You’ve seen the Eagle Cam, the Falcon Cam, the Giraffe Cam; but now, make way for Condor Cam.

The National Aviary is giving everyone a glimpse into its Andean Condor nest.

(Source: National Aviary)

Lianni, the Aviary’s 34-year-old condor, has laid an egg with her partner, Lurch, the 47-year-old first-time father.

Their egg is due to hatch sometime between May 16-22, and everyone is invited to witness the hatching and watch the little bird of prey grow up.

“Once the egg hatches, hopefully, we’ll be able to see some feeding behavior from Lianni feeding the chick,” said Teri Grendzinski, the supervisor of Animal Collections at the Aviary. “Then, as the chick gets bigger, we’ll hopefully be able to see the chick on the camera.”

While bald eagles build their nests high in trees, condors prefer caves, so a cave has been incorporated into Condor Court at the National Aviary.

“In the wild, when they actually breed, they nest in little caves in the mountains. So the exhibit was designed with a little cave built in, and that’s exactly where Lianni decided to nest. In the cave, like she would in the wild,” said Grendzinski.

Andean Condors are rare and a lot of work is taking place to protect the species.

“The Andean Condors across their entire range are threatened, but where they live in Ecuador, they are critically endangered,” Grendzinski said.

In fact, Lianni has been a mom to four other chicks in the past, who have gone on to boost the condor population.

“Three were released into the wild in South America, and one is in a conservation center in Florida as part of the species survival plan,” said Grendzinski.

(Photo Credit: KDKA)

Now, some might say condors aren’t the most attractive birds.

“They have the bald heads because of what they do in the wild,” Grendzinski. “They’re nature’s clean-up crew. They’re scavengers, they eat dead things. And they have the bare heads so the stuff that they’re eating doesn’t get stuck to their feathers.”

And the folks at the Aviary say just wait until you get a look at their baby.

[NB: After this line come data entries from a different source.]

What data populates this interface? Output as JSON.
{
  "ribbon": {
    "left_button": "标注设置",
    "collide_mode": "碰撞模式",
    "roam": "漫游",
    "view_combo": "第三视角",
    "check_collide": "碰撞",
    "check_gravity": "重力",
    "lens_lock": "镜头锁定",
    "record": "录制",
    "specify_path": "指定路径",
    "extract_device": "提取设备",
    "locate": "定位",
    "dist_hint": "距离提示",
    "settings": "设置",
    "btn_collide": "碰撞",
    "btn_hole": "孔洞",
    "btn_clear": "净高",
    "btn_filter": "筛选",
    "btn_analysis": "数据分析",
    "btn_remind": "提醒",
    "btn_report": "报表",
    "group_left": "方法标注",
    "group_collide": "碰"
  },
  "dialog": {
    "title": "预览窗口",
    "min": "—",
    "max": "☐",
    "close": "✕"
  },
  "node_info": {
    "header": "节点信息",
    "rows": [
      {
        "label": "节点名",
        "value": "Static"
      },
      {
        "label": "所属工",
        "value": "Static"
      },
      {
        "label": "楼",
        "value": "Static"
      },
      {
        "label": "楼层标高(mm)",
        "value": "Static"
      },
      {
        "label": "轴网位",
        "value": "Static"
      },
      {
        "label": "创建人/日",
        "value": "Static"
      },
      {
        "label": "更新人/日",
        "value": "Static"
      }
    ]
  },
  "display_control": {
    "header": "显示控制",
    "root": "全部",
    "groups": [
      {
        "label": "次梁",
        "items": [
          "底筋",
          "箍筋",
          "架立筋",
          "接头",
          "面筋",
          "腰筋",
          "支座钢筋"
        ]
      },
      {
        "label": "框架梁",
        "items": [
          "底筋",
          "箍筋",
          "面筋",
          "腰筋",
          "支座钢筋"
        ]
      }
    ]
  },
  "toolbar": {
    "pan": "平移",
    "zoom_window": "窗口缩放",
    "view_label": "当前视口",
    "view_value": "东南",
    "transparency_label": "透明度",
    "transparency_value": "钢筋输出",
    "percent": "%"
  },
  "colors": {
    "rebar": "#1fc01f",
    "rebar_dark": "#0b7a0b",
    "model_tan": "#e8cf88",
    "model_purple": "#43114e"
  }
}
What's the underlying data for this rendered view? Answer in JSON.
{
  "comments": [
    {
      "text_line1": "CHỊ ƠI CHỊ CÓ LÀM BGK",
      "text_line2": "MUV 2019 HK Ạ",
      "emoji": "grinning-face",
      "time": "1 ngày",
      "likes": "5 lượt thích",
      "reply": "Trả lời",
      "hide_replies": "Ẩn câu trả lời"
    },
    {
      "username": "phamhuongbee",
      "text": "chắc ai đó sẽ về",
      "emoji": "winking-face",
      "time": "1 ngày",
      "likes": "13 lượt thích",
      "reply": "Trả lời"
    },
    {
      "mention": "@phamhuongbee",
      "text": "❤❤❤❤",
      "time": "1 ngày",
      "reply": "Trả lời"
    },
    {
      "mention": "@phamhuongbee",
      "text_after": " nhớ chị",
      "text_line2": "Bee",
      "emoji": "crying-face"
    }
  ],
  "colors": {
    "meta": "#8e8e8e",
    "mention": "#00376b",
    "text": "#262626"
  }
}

“I think condors are very cute, and baby condors are even cuter,” Grendzinski said. “So it will be super exciting when we get a baby, and people get to see it on camera.”

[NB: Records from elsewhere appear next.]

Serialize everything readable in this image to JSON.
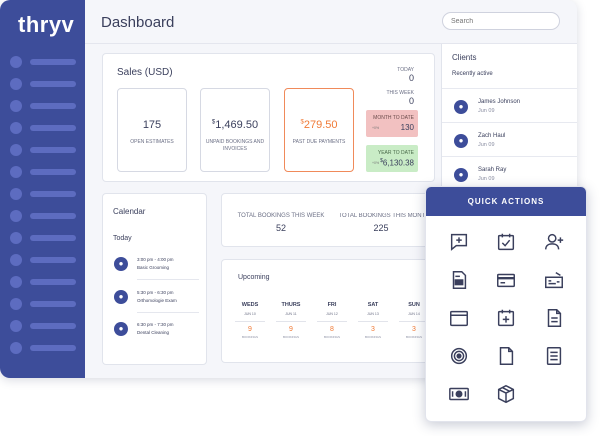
{
  "app": {
    "logo": "thryv"
  },
  "header": {
    "title": "Dashboard",
    "search_placeholder": "Search"
  },
  "sidebar": {
    "item_count": 14
  },
  "sales": {
    "title": "Sales",
    "currency": "(USD)",
    "boxes": [
      {
        "prefix": "",
        "value": "175",
        "label": "OPEN ESTIMATES"
      },
      {
        "prefix": "$",
        "value": "1,469.50",
        "label": "UNPAID BOOKINGS AND INVOICES"
      },
      {
        "prefix": "$",
        "value": "279.50",
        "label": "PAST DUE PAYMENTS"
      }
    ],
    "today_label": "TODAY",
    "today_value": "0",
    "week_label": "THIS WEEK",
    "week_value": "0",
    "mtd_label": "MONTH TO DATE",
    "mtd_sub": "+0%",
    "mtd_value": "130",
    "ytd_label": "YEAR TO DATE",
    "ytd_sub": "+0%",
    "ytd_value": "6,130.38"
  },
  "clients": {
    "title": "Clients",
    "subtitle": "Recently active",
    "items": [
      {
        "name": "James Johnson",
        "date": "Jun 09"
      },
      {
        "name": "Zach Haul",
        "date": "Jun 09"
      },
      {
        "name": "Sarah Ray",
        "date": "Jun 09"
      }
    ]
  },
  "calendar": {
    "title": "Calendar",
    "today": "Today",
    "appointments": [
      {
        "time": "3:00 pm - 4:00 pm",
        "desc": "Basic Grooming"
      },
      {
        "time": "5:30 pm - 6:30 pm",
        "desc": "Orthomologie Exam"
      },
      {
        "time": "6:30 pm - 7:30 pm",
        "desc": "Dental Cleaning"
      }
    ]
  },
  "bookings": {
    "week_label": "TOTAL BOOKINGS THIS WEEK",
    "week_value": "52",
    "month_label": "TOTAL BOOKINGS THIS MONTH",
    "month_value": "225"
  },
  "upcoming": {
    "title": "Upcoming",
    "days": [
      {
        "name": "WEDS",
        "date": "JUN 10",
        "count": "9",
        "label": "BOOKINGS"
      },
      {
        "name": "THURS",
        "date": "JUN 11",
        "count": "9",
        "label": "BOOKINGS"
      },
      {
        "name": "FRI",
        "date": "JUN 12",
        "count": "8",
        "label": "BOOKINGS"
      },
      {
        "name": "SAT",
        "date": "JUN 13",
        "count": "3",
        "label": "BOOKINGS"
      },
      {
        "name": "SUN",
        "date": "JUN 14",
        "count": "3",
        "label": "BOOKINGS"
      }
    ]
  },
  "quick_actions": {
    "title": "QUICK ACTIONS",
    "icons": [
      "add-comment-icon",
      "task-check-icon",
      "add-user-icon",
      "invoice-doc-icon",
      "credit-card-icon",
      "check-payment-icon",
      "window-icon",
      "add-event-icon",
      "document-icon",
      "target-icon",
      "file-icon",
      "list-doc-icon",
      "cash-icon",
      "package-icon"
    ]
  },
  "colors": {
    "primary": "#3d4d9a",
    "accent": "#f07a36",
    "mtd_bg": "#f2c1c1",
    "ytd_bg": "#c9ecc6"
  }
}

To watch the Aviary’s Condor Cam, visit their website at this link.